— PwC estimates that organizations can spend about $195 per employee in knowledge-worker training with VR, versus up to $265 for traditional methods.
— Virti has calculated based on VR training’s time-savings and productivity gains in medical contexts, that organizations can save an average of $2,800 per VR-trained practitioner per year.
— Nestlé Purina Petcare saved more than $100,000 on travel and lost productivity by implementing VR training in place of onsite training seminars.
Milestones & Market Sizing
— VR training platform Interplay reports that its usage grew 445 percent in 2020, now standing at 2,000 companies and 15,000 monthly users.
— Lastly, a PwC report last year predicted that 23.5 million global jobs will deploy AR and VR for training by 2030.
One thing that jumps out from these data points is the variety of use cases and verticals. VR training is being applied to everything from medicine to retail to grain storage. This demonstrates its breadth of applicability as a horizontal technology, which in turn speaks to its market size.
VR training will expand deeper into these verticals as its efficacy continues to be validated and its ROI story resonates with enterprise execs. This process will take a while — as emerging tech assimilation often does — but the clear benefits and business case will help accelerate things.
Another accelerant is Covid-era dynamics. The value that VR adds to training is evident in normal times. But it takes on new meaning during Covid-era lockdowns when distanced interactions are the name of the game. VR training is inherently distanced as it simulates real-life scenarios.

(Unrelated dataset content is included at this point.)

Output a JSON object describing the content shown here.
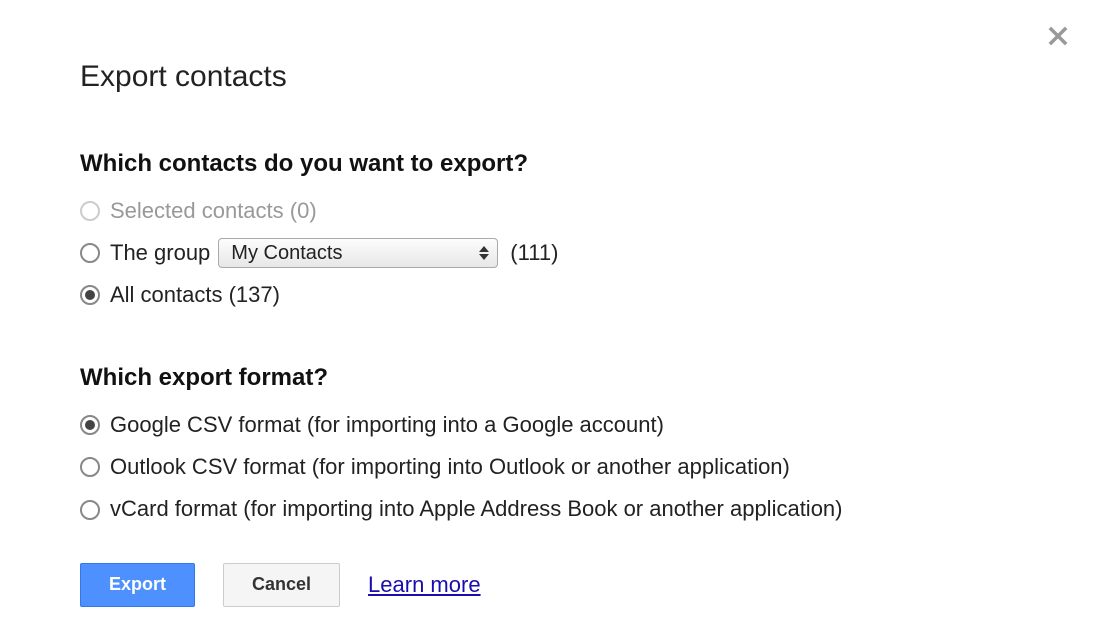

That dynamic is clear, but it’s unclear what will happen next. Will the tools discovered during this period create permanent habits through a “mere exposure effect?” If so, it could bode well for VR’s sustained use in a post-Covid world, and its continued rise as a training utility.